### EXERCISE GOAL
Copy all of the data that follows without altering a word.

### THE DATA
• • • • •
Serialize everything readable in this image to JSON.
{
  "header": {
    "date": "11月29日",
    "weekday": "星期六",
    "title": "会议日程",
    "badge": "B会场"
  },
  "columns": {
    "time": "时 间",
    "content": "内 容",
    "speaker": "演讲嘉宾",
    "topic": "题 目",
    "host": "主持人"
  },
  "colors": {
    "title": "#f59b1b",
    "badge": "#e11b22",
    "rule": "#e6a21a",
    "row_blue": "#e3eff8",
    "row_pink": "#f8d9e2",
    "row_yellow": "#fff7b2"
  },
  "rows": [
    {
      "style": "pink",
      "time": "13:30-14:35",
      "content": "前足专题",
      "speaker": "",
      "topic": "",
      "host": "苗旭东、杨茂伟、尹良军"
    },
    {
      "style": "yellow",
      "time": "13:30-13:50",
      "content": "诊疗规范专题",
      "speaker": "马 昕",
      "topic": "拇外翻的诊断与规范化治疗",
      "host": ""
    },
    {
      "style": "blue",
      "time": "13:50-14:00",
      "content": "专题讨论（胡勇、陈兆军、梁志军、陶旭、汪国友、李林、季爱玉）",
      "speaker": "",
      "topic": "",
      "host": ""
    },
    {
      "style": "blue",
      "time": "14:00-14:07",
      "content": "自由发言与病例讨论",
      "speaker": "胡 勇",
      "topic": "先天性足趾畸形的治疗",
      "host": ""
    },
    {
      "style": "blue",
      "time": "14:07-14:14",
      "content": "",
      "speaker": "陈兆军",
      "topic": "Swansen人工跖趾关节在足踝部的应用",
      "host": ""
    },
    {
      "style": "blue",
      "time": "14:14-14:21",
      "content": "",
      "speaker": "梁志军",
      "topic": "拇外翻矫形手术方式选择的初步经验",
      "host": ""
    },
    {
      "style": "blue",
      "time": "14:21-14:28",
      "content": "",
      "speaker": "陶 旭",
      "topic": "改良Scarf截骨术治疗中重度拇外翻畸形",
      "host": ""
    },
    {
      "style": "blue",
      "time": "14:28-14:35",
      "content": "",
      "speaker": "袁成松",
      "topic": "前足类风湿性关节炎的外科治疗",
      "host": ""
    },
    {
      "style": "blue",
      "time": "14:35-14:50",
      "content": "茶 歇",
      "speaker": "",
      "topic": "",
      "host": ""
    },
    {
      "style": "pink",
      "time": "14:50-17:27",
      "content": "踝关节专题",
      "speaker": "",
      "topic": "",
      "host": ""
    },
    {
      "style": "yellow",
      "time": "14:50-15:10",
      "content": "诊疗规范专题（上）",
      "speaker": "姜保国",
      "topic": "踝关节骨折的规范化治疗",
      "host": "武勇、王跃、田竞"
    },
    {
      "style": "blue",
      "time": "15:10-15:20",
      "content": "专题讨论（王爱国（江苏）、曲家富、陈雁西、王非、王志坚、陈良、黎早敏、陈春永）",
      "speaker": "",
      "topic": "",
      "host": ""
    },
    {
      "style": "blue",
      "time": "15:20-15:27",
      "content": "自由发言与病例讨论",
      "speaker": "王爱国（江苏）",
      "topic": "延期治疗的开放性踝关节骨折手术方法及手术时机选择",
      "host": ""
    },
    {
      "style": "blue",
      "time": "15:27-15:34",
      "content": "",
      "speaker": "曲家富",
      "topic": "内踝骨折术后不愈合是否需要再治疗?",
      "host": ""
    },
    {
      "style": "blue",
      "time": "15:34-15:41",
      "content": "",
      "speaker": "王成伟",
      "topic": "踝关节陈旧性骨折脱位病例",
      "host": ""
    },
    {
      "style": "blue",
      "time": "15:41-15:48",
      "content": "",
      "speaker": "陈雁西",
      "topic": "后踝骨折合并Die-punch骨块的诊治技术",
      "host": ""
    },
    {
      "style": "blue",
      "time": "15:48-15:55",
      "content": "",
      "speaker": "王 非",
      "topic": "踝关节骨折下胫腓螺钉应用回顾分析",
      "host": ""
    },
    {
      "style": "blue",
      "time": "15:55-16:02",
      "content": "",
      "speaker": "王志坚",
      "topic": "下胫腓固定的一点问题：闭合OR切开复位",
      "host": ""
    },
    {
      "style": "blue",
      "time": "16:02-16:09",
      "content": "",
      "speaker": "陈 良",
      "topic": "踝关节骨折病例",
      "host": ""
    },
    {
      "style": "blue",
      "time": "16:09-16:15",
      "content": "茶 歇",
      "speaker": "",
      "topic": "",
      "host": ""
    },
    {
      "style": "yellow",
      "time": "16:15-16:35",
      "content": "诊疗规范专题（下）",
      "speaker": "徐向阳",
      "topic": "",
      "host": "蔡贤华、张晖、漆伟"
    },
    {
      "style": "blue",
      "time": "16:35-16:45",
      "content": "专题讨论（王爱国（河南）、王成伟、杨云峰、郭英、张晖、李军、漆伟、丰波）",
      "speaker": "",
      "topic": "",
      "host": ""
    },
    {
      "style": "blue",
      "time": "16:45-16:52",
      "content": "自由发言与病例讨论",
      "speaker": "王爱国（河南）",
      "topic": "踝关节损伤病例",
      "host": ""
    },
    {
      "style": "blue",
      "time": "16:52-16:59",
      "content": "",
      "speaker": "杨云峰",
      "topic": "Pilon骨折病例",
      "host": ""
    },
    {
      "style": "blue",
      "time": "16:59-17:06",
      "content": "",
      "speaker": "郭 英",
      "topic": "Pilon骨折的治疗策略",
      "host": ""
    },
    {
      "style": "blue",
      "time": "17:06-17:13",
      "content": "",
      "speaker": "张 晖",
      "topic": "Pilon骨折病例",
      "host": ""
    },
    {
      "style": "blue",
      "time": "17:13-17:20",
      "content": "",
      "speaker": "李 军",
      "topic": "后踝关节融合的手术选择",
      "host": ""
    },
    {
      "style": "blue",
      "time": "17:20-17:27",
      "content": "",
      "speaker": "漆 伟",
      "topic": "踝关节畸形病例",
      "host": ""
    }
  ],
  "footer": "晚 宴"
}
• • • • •
### TASK RESULT
Serialize everything readable in this image to JSON.
{
  "header": {
    "date": "11月29日",
    "weekday": "星期六",
    "title": "会议日程",
    "badge": "B会场"
  },
  "columns": {
    "time": "时 间",
    "content": "内 容",
    "speaker": "演讲嘉宾",
    "topic": "题 目",
    "host": "主持人"
  },
  "colors": {
    "title": "#f59b1b",
    "badge": "#e11b22",
    "rule": "#e6a21a",
    "row_blue": "#e3eff8",
    "row_pink": "#f8d9e2",
    "row_yellow": "#fff7b2"
  },
  "rows": [
    {
      "style": "pink",
      "time": "13:30-14:35",
      "content": "前足专题",
      "speaker": "",
      "topic": "",
      "host": "苗旭东、杨茂伟、尹良军"
    },
    {
      "style": "yellow",
      "time": "13:30-13:50",
      "content": "诊疗规范专题",
      "speaker": "马 昕",
      "topic": "拇外翻的诊断与规范化治疗",
      "host": ""
    },
    {
      "style": "blue",
      "time": "13:50-14:00",
      "content": "专题讨论（胡勇、陈兆军、梁志军、陶旭、汪国友、李林、季爱玉）",
      "speaker": "",
      "topic": "",
      "host": ""
    },
    {
      "style": "blue",
      "time": "14:00-14:07",
      "content": "自由发言与病例讨论",
      "speaker": "胡 勇",
      "topic": "先天性足趾畸形的治疗",
      "host": ""
    },
    {
      "style": "blue",
      "time": "14:07-14:14",
      "content": "",
      "speaker": "陈兆军",
      "topic": "Swansen人工跖趾关节在足踝部的应用",
      "host": ""
    },
    {
      "style": "blue",
      "time": "14:14-14:21",
      "content": "",
      "speaker": "梁志军",
      "topic": "拇外翻矫形手术方式选择的初步经验",
      "host": ""
    },
    {
      "style": "blue",
      "time": "14:21-14:28",
      "content": "",
      "speaker": "陶 旭",
      "topic": "改良Scarf截骨术治疗中重度拇外翻畸形",
      "host": ""
    },
    {
      "style": "blue",
      "time": "14:28-14:35",
      "content": "",
      "speaker": "袁成松",
      "topic": "前足类风湿性关节炎的外科治疗",
      "host": ""
    },
    {
      "style": "blue",
      "time": "14:35-14:50",
      "content": "茶 歇",
      "speaker": "",
      "topic": "",
      "host": ""
    },
    {
      "style": "pink",
      "time": "14:50-17:27",
      "content": "踝关节专题",
      "speaker": "",
      "topic": "",
      "host": ""
    },
    {
      "style": "yellow",
      "time": "14:50-15:10",
      "content": "诊疗规范专题（上）",
      "speaker": "姜保国",
      "topic": "踝关节骨折的规范化治疗",
      "host": "武勇、王跃、田竞"
    },
    {
      "style": "blue",
      "time": "15:10-15:20",
      "content": "专题讨论（王爱国（江苏）、曲家富、陈雁西、王非、王志坚、陈良、黎早敏、陈春永）",
      "speaker": "",
      "topic": "",
      "host": ""
    },
    {
      "style": "blue",
      "time": "15:20-15:27",
      "content": "自由发言与病例讨论",
      "speaker": "王爱国（江苏）",
      "topic": "延期治疗的开放性踝关节骨折手术方法及手术时机选择",
      "host": ""
    },
    {
      "style": "blue",
      "time": "15:27-15:34",
      "content": "",
      "speaker": "曲家富",
      "topic": "内踝骨折术后不愈合是否需要再治疗?",
      "host": ""
    },
    {
      "style": "blue",
      "time": "15:34-15:41",
      "content": "",
      "speaker": "王成伟",
      "topic": "踝关节陈旧性骨折脱位病例",
      "host": ""
    },
    {
      "style": "blue",
      "time": "15:41-15:48",
      "content": "",
      "speaker": "陈雁西",
      "topic": "后踝骨折合并Die-punch骨块的诊治技术",
      "host": ""
    },
    {
      "style": "blue",
      "time": "15:48-15:55",
      "content": "",
      "speaker": "王 非",
      "topic": "踝关节骨折下胫腓螺钉应用回顾分析",
      "host": ""
    },
    {
      "style": "blue",
      "time": "15:55-16:02",
      "content": "",
      "speaker": "王志坚",
      "topic": "下胫腓固定的一点问题：闭合OR切开复位",
      "host": ""
    },
    {
      "style": "blue",
      "time": "16:02-16:09",
      "content": "",
      "speaker": "陈 良",
      "topic": "踝关节骨折病例",
      "host": ""
    },
    {
      "style": "blue",
      "time": "16:09-16:15",
      "content": "茶 歇",
      "speaker": "",
      "topic": "",
      "host": ""
    },
    {
      "style": "yellow",
      "time": "16:15-16:35",
      "content": "诊疗规范专题（下）",
      "speaker": "徐向阳",
      "topic": "",
      "host": "蔡贤华、张晖、漆伟"
    },
    {
      "style": "blue",
      "time": "16:35-16:45",
      "content": "专题讨论（王爱国（河南）、王成伟、杨云峰、郭英、张晖、李军、漆伟、丰波）",
      "speaker": "",
      "topic": "",
      "host": ""
    },
    {
      "style": "blue",
      "time": "16:45-16:52",
      "content": "自由发言与病例讨论",
      "speaker": "王爱国（河南）",
      "topic": "踝关节损伤病例",
      "host": ""
    },
    {
      "style": "blue",
      "time": "16:52-16:59",
      "content": "",
      "speaker": "杨云峰",
      "topic": "Pilon骨折病例",
      "host": ""
    },
    {
      "style": "blue",
      "time": "16:59-17:06",
      "content": "",
      "speaker": "郭 英",
      "topic": "Pilon骨折的治疗策略",
      "host": ""
    },
    {
      "style": "blue",
      "time": "17:06-17:13",
      "content": "",
      "speaker": "张 晖",
      "topic": "Pilon骨折病例",
      "host": ""
    },
    {
      "style": "blue",
      "time": "17:13-17:20",
      "content": "",
      "speaker": "李 军",
      "topic": "后踝关节融合的手术选择",
      "host": ""
    },
    {
      "style": "blue",
      "time": "17:20-17:27",
      "content": "",
      "speaker": "漆 伟",
      "topic": "踝关节畸形病例",
      "host": ""
    }
  ],
  "footer": "晚 宴"
}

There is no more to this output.